If there were a lot of fireworks for Christmas than you can probably guess what New Years is like. It is much more of family event than in the US, but just about everything here has more of a family aspect to it. There was lots more food and family all night, very similar to Christmas in fact. One tradition down here is that you make an effigy (I think that’s right) a big lifelike version of a person in clothes, stuffed with sawdust and fireworks that you burn at midnight in the streets. I think usually it is supposed to represent someone in your family that has passed away in the last year, but almost all houses do it. It’s pretty creepy because in the days leading up to New Year’s you will find people sitting along the street, or against a house, only to find out that they are fake, kind of like scarecrows.

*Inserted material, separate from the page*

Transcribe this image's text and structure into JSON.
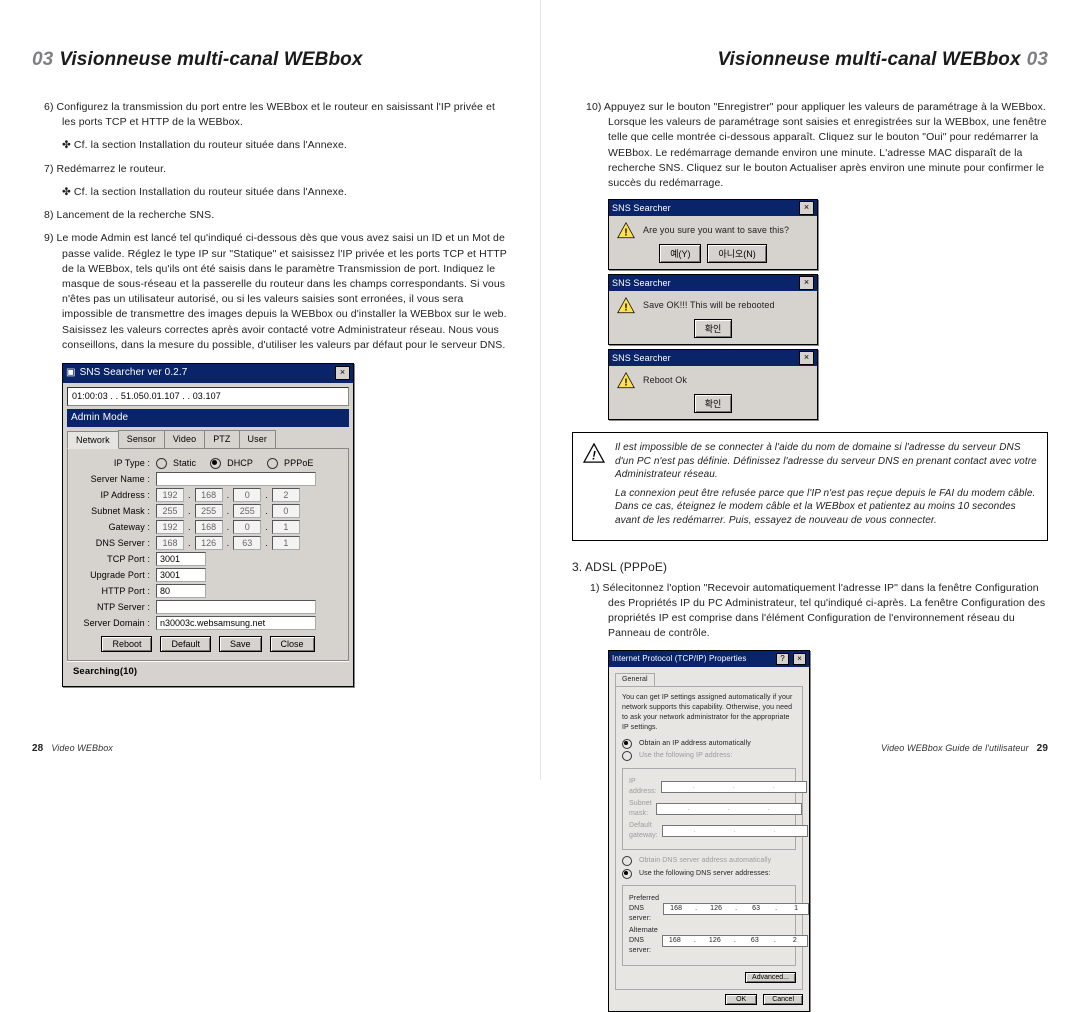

So Christmas was a little different than usual this year, but it was still good, just a little hotter than normal. Usually for me Christmas is spent with family, having dinners, going to church, and then opening presents on the 25th in the morning, pretty chill and relaxing. This year I traveled to Yarumela to spend Christmas with my host family down there and my gf. At first it looked like it was going to be a pretty downer of a Christmas because my host grandma from Yarumela was in the hospital and it looked like we were going to have to spend Christmas in the Hospital with her, luckily she got better on the 23rd and was released meaning that it would be a “normal” Christmas. All of the 24th was spent readying the house for the massive amounts of family/guests that would be coming and making food, nacatamales are the most common Christmas time food down here. Down here Christmas is celebrate at midnight the night of the 24th/25th, fireworks are a big deal down here too so all day and especially right at midnight people light off fireworks in the streets…not the most relaxing way to celebrate Christmas, but it’s fun. I’m still not sure when/how Santa Clause visits because everyone is awake at midnight and nobody has chimneys. After the fireworks and lots of hugs and saying “feliz navidad” to everyone presents are exchanged, I got to sleep around 3:30. Christmas day is a low key day of eating and recovering from Christmas Eve, lots of food. The 26th we roasted a 25 pound pork roast, it took about 6 hours but it was worth every second. Hondurans are also big on making nativities, usually depicting the birth of Jesus and then also showing all of the major events in Honduras for the year, these scenes are amazingly elaborate and beautifully done (see the pictures).